Pushing for better transit, more sidewalks, more efficient buildings, the retirement of old coal plants and wind and solar power might seem very far removed from the effort to protect the nation, but it really isn’t such a stretch and it is part of what drives forward the work of organizations like CLF and our many friends, allies and partners.

CLF Ventures Releases Land-based Wind Energy Guide

Jul 6, 2011 by  | Bio |  3 Comment »

In partnership with the Massachusetts Clean Energy Center (MassCEC), CLF Ventures recently released Land-based Wind Energy: A Guide to Understanding the Issues and Making Informed Decisions. (PDF, 1.6MB)

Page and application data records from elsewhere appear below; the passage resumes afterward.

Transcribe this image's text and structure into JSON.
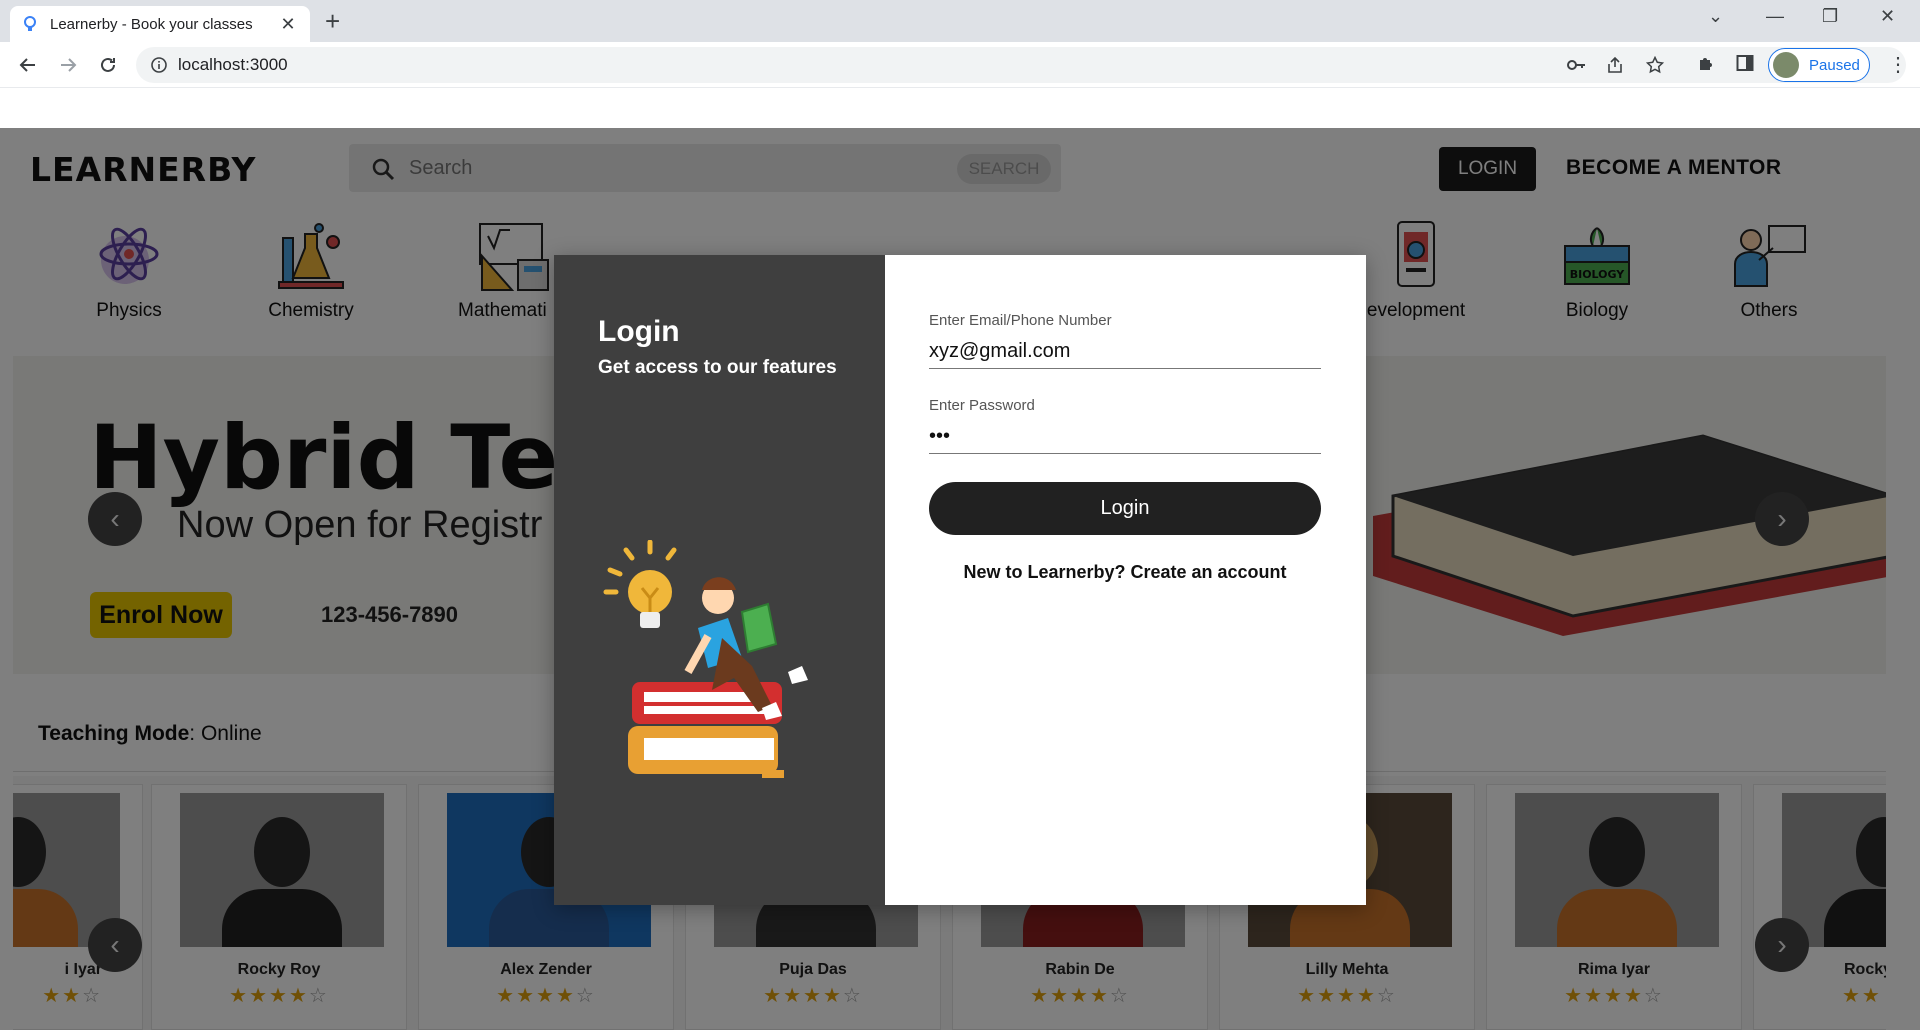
{
  "browser": {
    "tab_title": "Learnerby - Book your classes",
    "url": "localhost:3000",
    "profile_status": "Paused"
  },
  "header": {
    "logo": "LEARNERBY",
    "search_placeholder": "Search",
    "search_button": "SEARCH",
    "login_button": "LOGIN",
    "mentor_link": "BECOME A MENTOR"
  },
  "categories": [
    {
      "label": "Physics",
      "icon": "atom-icon"
    },
    {
      "label": "Chemistry",
      "icon": "lab-flasks-icon"
    },
    {
      "label": "Mathemati",
      "icon": "math-tools-icon"
    },
    {
      "label": "evelopment",
      "icon": "development-icon"
    },
    {
      "label": "Biology",
      "icon": "biology-book-icon"
    },
    {
      "label": "Others",
      "icon": "teacher-board-icon"
    }
  ],
  "banner": {
    "headline": "Hybrid Tea",
    "subline": "Now Open for Registr",
    "enrol_button": "Enrol Now",
    "phone": "123-456-7890"
  },
  "teaching_mode": {
    "label": "Teaching Mode",
    "value": "Online"
  },
  "mentors": [
    {
      "name": "i Iyar",
      "rating": 4
    },
    {
      "name": "Rocky Roy",
      "rating": 4
    },
    {
      "name": "Alex Zender",
      "rating": 4
    },
    {
      "name": "Puja Das",
      "rating": 4
    },
    {
      "name": "Rabin De",
      "rating": 4
    },
    {
      "name": "Lilly Mehta",
      "rating": 4
    },
    {
      "name": "Rima Iyar",
      "rating": 4
    },
    {
      "name": "Rocky",
      "rating": 4
    }
  ],
  "modal": {
    "title": "Login",
    "subtitle": "Get access to our features",
    "email_label": "Enter Email/Phone Number",
    "email_value": "xyz@gmail.com",
    "password_label": "Enter Password",
    "password_value": "•••",
    "login_button": "Login",
    "create_account": "New to Learnerby? Create an account"
  }
}
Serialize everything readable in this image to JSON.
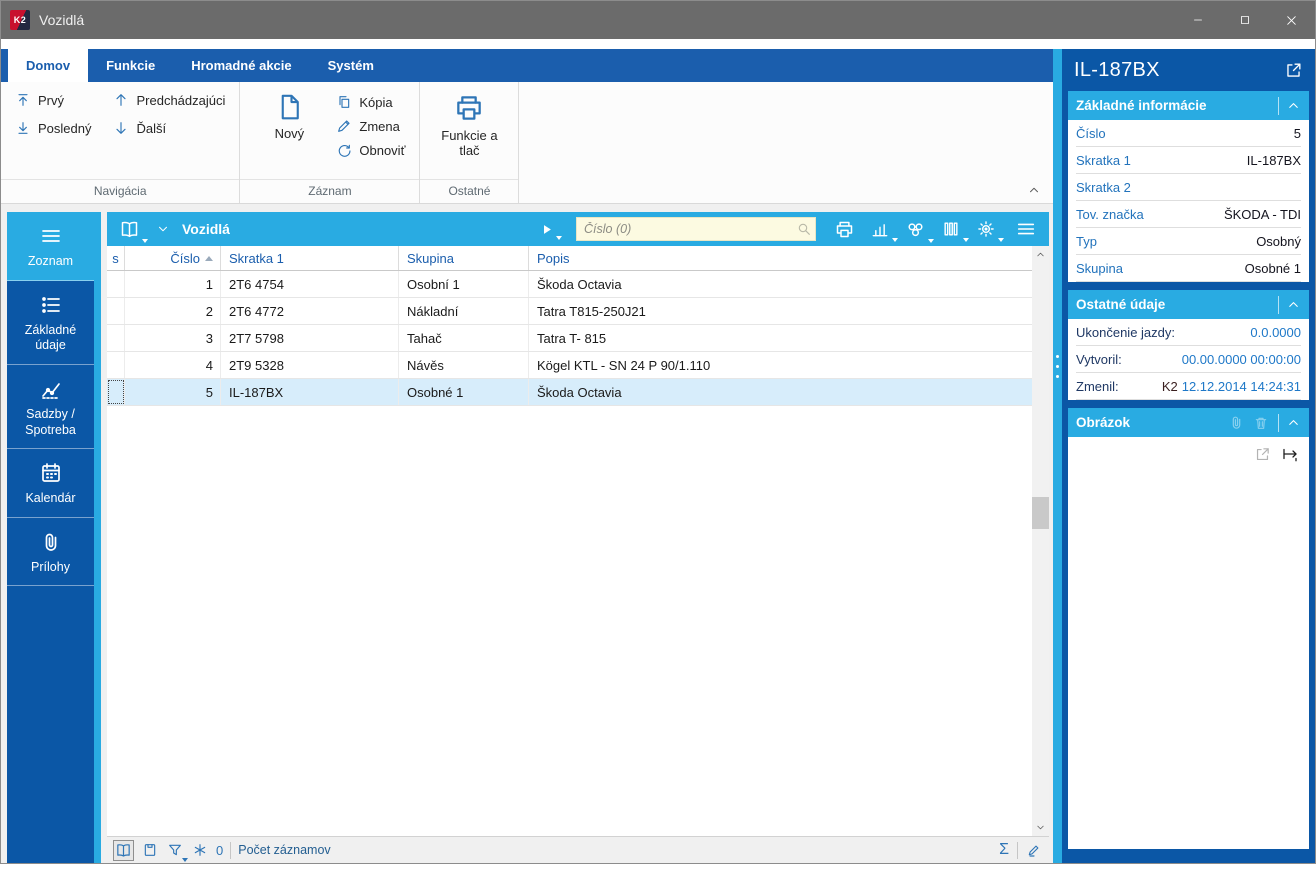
{
  "window": {
    "title": "Vozidlá",
    "logo_text": "K2"
  },
  "ribbon": {
    "tabs": [
      {
        "label": "Domov",
        "active": true
      },
      {
        "label": "Funkcie",
        "active": false
      },
      {
        "label": "Hromadné akcie",
        "active": false
      },
      {
        "label": "Systém",
        "active": false
      }
    ],
    "navigacia": {
      "label": "Navigácia",
      "first": "Prvý",
      "last": "Posledný",
      "previous": "Predchádzajúci",
      "next": "Ďalší"
    },
    "zaznam": {
      "label": "Záznam",
      "new": "Nový",
      "copy": "Kópia",
      "change": "Zmena",
      "refresh": "Obnoviť"
    },
    "ostatne": {
      "label": "Ostatné",
      "functions_print": "Funkcie a tlač"
    }
  },
  "sidebar": {
    "items": [
      {
        "label": "Zoznam",
        "icon": "menu-icon",
        "active": true
      },
      {
        "label": "Základné údaje",
        "icon": "list-icon",
        "active": false
      },
      {
        "label": "Sadzby / Spotreba",
        "icon": "line-chart-icon",
        "active": false
      },
      {
        "label": "Kalendár",
        "icon": "calendar-icon",
        "active": false
      },
      {
        "label": "Prílohy",
        "icon": "paperclip-icon",
        "active": false
      }
    ]
  },
  "grid": {
    "title": "Vozidlá",
    "search_placeholder": "Číslo (0)",
    "columns": {
      "s": "s",
      "cislo": "Číslo",
      "skratka1": "Skratka 1",
      "skupina": "Skupina",
      "popis": "Popis"
    },
    "sorted_by": "Číslo",
    "rows": [
      {
        "cislo": "1",
        "skratka1": "2T6 4754",
        "skupina": "Osobní 1",
        "popis": "Škoda Octavia"
      },
      {
        "cislo": "2",
        "skratka1": "2T6 4772",
        "skupina": "Nákladní",
        "popis": "Tatra T815-250J21"
      },
      {
        "cislo": "3",
        "skratka1": "2T7 5798",
        "skupina": "Tahač",
        "popis": "Tatra T- 815"
      },
      {
        "cislo": "4",
        "skratka1": "2T9 5328",
        "skupina": "Návěs",
        "popis": "Kögel KTL - SN 24 P 90/1.110"
      },
      {
        "cislo": "5",
        "skratka1": "IL-187BX",
        "skupina": "Osobné 1",
        "popis": "Škoda Octavia"
      }
    ],
    "selected_row_index": 4,
    "status": {
      "filter_count": "0",
      "records_label": "Počet záznamov",
      "sum_symbol": "Σ"
    }
  },
  "detail": {
    "title": "IL-187BX",
    "basic": {
      "title": "Základné informácie",
      "rows": [
        {
          "label": "Číslo",
          "value": "5"
        },
        {
          "label": "Skratka 1",
          "value": "IL-187BX"
        },
        {
          "label": "Skratka 2",
          "value": ""
        },
        {
          "label": "Tov. značka",
          "value": "ŠKODA - TDI"
        },
        {
          "label": "Typ",
          "value": "Osobný"
        },
        {
          "label": "Skupina",
          "value": "Osobné 1"
        }
      ]
    },
    "other": {
      "title": "Ostatné údaje",
      "rows": [
        {
          "label": "Ukončenie jazdy:",
          "prefix": "",
          "value": "0.0.0000"
        },
        {
          "label": "Vytvoril:",
          "prefix": "",
          "value": "00.00.0000 00:00:00"
        },
        {
          "label": "Zmenil:",
          "prefix": "K2",
          "value": "12.12.2014 14:24:31"
        }
      ]
    },
    "image": {
      "title": "Obrázok"
    }
  },
  "icons": [
    "minimize-icon",
    "maximize-icon",
    "close-icon",
    "arrow-up-to-bar-icon",
    "arrow-down-to-bar-icon",
    "arrow-up-icon",
    "arrow-down-icon",
    "document-icon",
    "copy-icon",
    "pencil-icon",
    "refresh-icon",
    "printer-icon",
    "book-icon",
    "chevron-down-icon",
    "chevron-up-icon",
    "play-icon",
    "search-icon",
    "bar-chart-icon",
    "gears-icon",
    "columns-icon",
    "gear-icon",
    "hamburger-icon",
    "list-icon",
    "line-chart-icon",
    "calendar-icon",
    "paperclip-icon",
    "external-link-icon",
    "trash-icon",
    "resize-horizontal-icon",
    "filter-icon",
    "snowflake-icon",
    "card-box-icon",
    "sigma-icon"
  ],
  "colors": {
    "titlebar_gray": "#6B6B6B",
    "ribbon_blue": "#1B5EAD",
    "panel_dark_blue": "#0B57A6",
    "accent_light_blue": "#29ABE2",
    "icon_blue": "#2E75B6",
    "selected_row": "#D7EDFB",
    "search_bg": "#FCFAE1"
  }
}
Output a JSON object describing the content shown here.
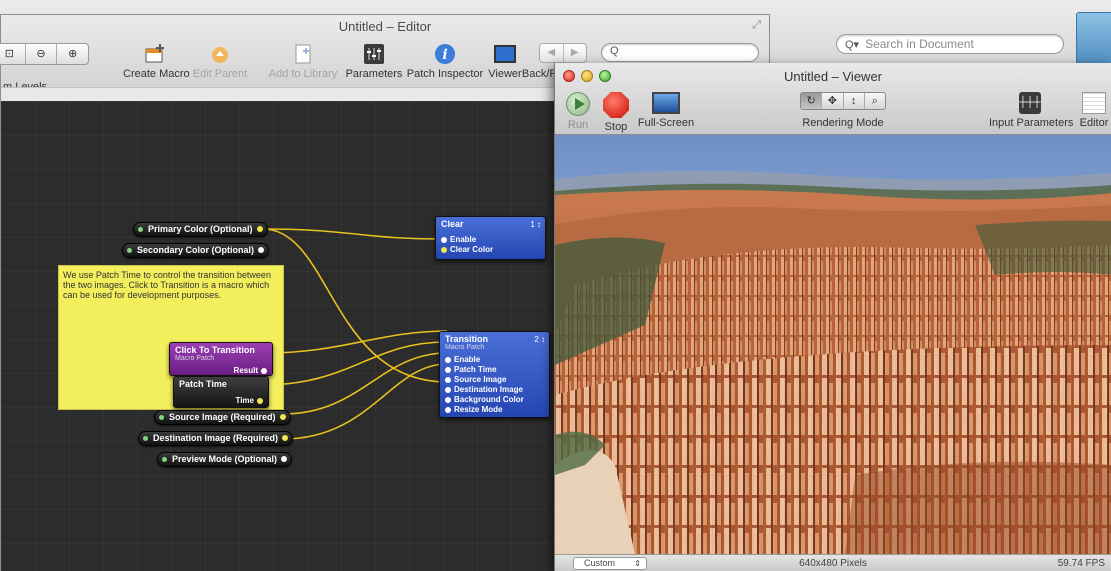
{
  "background_window": {
    "search_placeholder": "Search in Document"
  },
  "editor": {
    "title": "Untitled – Editor",
    "toolbar": {
      "zoom_label": "m Levels",
      "create_macro": "Create Macro",
      "edit_parent": "Edit Parent",
      "add_to_library": "Add to Library",
      "parameters": "Parameters",
      "patch_inspector": "Patch Inspector",
      "viewer": "Viewer",
      "back_forward": "Back/F"
    },
    "published_inputs": [
      "Primary Color (Optional)",
      "Secondary Color (Optional)",
      "Source Image (Required)",
      "Destination Image (Required)",
      "Preview Mode (Optional)"
    ],
    "note": "We use Patch Time to control the transition between the two images.  Click to Transition is a macro which can be used for development purposes.",
    "patches": {
      "clear": {
        "title": "Clear",
        "count": "1 ↕",
        "inputs": [
          "Enable",
          "Clear Color"
        ]
      },
      "transition": {
        "title": "Transition",
        "subtitle": "Macro Patch",
        "count": "2 ↕",
        "inputs": [
          "Enable",
          "Patch Time",
          "Source Image",
          "Destination Image",
          "Background Color",
          "Resize Mode"
        ]
      },
      "click_to_transition": {
        "title": "Click To Transition",
        "subtitle": "Macro Patch",
        "output": "Result"
      },
      "patch_time": {
        "title": "Patch Time",
        "output": "Time"
      }
    },
    "colors": {
      "wire": "#e8c21e",
      "note": "#f3ee5c",
      "consumer_patch": "#2f52c4",
      "macro_patch": "#7e2a98"
    }
  },
  "viewer": {
    "title": "Untitled – Viewer",
    "toolbar": {
      "run": "Run",
      "stop": "Stop",
      "full_screen": "Full-Screen",
      "rendering_mode": "Rendering Mode",
      "input_parameters": "Input Parameters",
      "editor": "Editor"
    },
    "status": {
      "size_select": "Custom",
      "resolution": "640x480 Pixels",
      "fps": "59.74 FPS"
    }
  }
}
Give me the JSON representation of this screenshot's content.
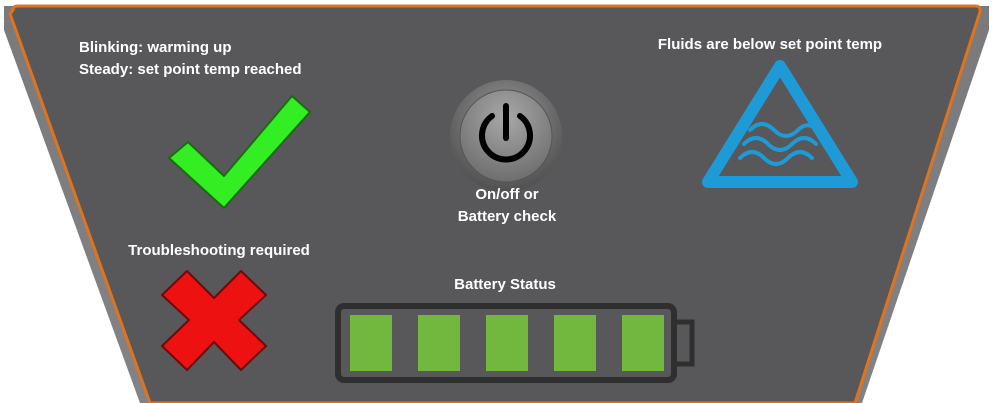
{
  "indicators": {
    "status_line1": "Blinking: warming up",
    "status_line2": "Steady: set point temp reached",
    "check_icon": "checkmark-icon",
    "check_color": "#33ee22",
    "troubleshooting": "Troubleshooting required",
    "x_icon": "x-icon",
    "x_color": "#ee1111"
  },
  "power": {
    "line1": "On/off or",
    "line2": "Battery check",
    "icon": "power-icon"
  },
  "fluids": {
    "label": "Fluids are below set point temp",
    "icon": "warning-fluid-icon",
    "color": "#1e9ad6"
  },
  "battery": {
    "label": "Battery Status",
    "cells_filled": 5,
    "cells_total": 5,
    "cell_color": "#73b83e"
  },
  "panel": {
    "background": "#58585a",
    "border_color": "#e0731c"
  }
}
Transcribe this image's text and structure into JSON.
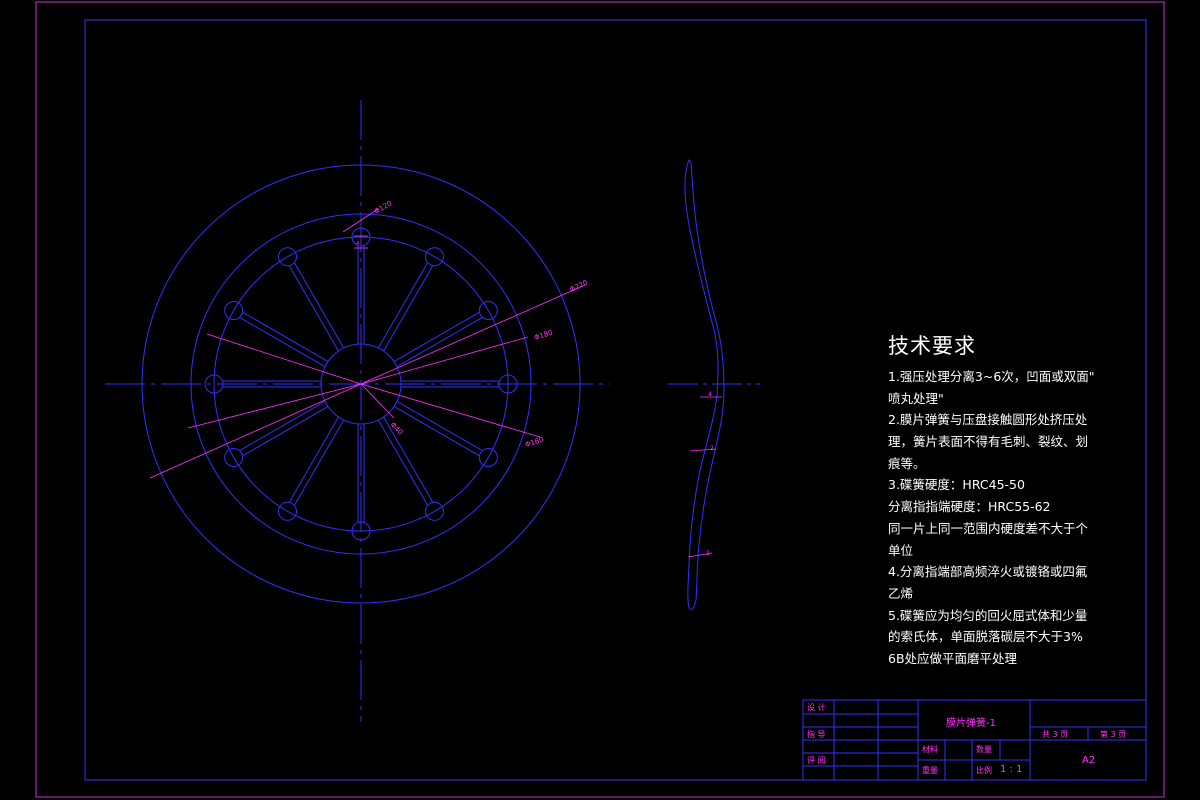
{
  "drawing": {
    "dimension_labels": {
      "d_inner_ring": "Φ120",
      "d_outer": "Φ220",
      "d_mid": "Φ180",
      "d_bore": "Φ40",
      "d_finger_tip": "Φ160"
    },
    "thickness_labels": [
      "4",
      "2",
      "2"
    ]
  },
  "tech_requirements": {
    "title": "技术要求",
    "lines": [
      "1.强压处理分离3~6次，凹面或双面\"",
      "喷丸处理\"",
      "2.膜片弹簧与压盘接触圆形处挤压处",
      "理，簧片表面不得有毛刺、裂纹、划",
      "痕等。",
      "3.碟簧硬度：HRC45-50",
      "分离指指端硬度：HRC55-62",
      "同一片上同一范围内硬度差不大于个",
      "单位",
      "4.分离指端部高频淬火或镀铬或四氟",
      "乙烯",
      "5.碟簧应为均匀的回火屈式体和少量",
      "的索氏体，单面脱落碳层不大于3%",
      "6B处应做平面磨平处理"
    ]
  },
  "title_block": {
    "design_label": "设 计",
    "drawing_label": "指 导",
    "review_label": "评 阅",
    "part_name": "膜片弹簧-1",
    "total_pages": "共 3 页",
    "page_no": "第 3 页",
    "material_label": "材料",
    "quantity_label": "数量",
    "weight_label": "重量",
    "scale_label": "比例",
    "scale_value": "1 : 1",
    "sheet_size": "A2"
  }
}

Wind energy has the potential to play a significant and beneficial role in an energy economy that seeks to rely less heavily on fossil-fuel based electricity production. For this reason, many communities are currently trying to learn more about wind energy development and determine whether it makes sense in their city or town.  Land-based Wind Energy provides municipal officials and other local decision-makers with clear overviews of wind energy siting issues as well as best practices for community engagement.

Specifically, the guide includes:

  • Guidelines for how to assess the quality of available information and how to resolve conflicting points;
  • Overviews, contextual information, and recommended reading on important topics like wind turbine sound, shadow flicker, health, property values, and energy project economics; and
  • Recommendations on how to structure a robust local review process when siting wind energy projects. By this we mean a process with full participation by relevant stakeholders, transparent decision-making, and durable outcomes with public support.

Download the guide, and learn more about CLF Ventures.

Ipswich Kids Give Three Cheers for Wind Energy

Apr 1, 2011 by  | Bio |  2 Comment »

Ipswich, Massachusetts received its first wind turbine this week!

Parts for the wind turbine, including three 132-foot-long blades were delivered to the Town Farm Road site on Wednesday March 30th.  The wind turbine is expected to be constructed and in operation by Memorial Day and it will supply power to the Ipswich High School/Middle School. Check out the enthusiasm displayed by kids as the blades passed by Ipswich Elementary School:

Page 2 of 3123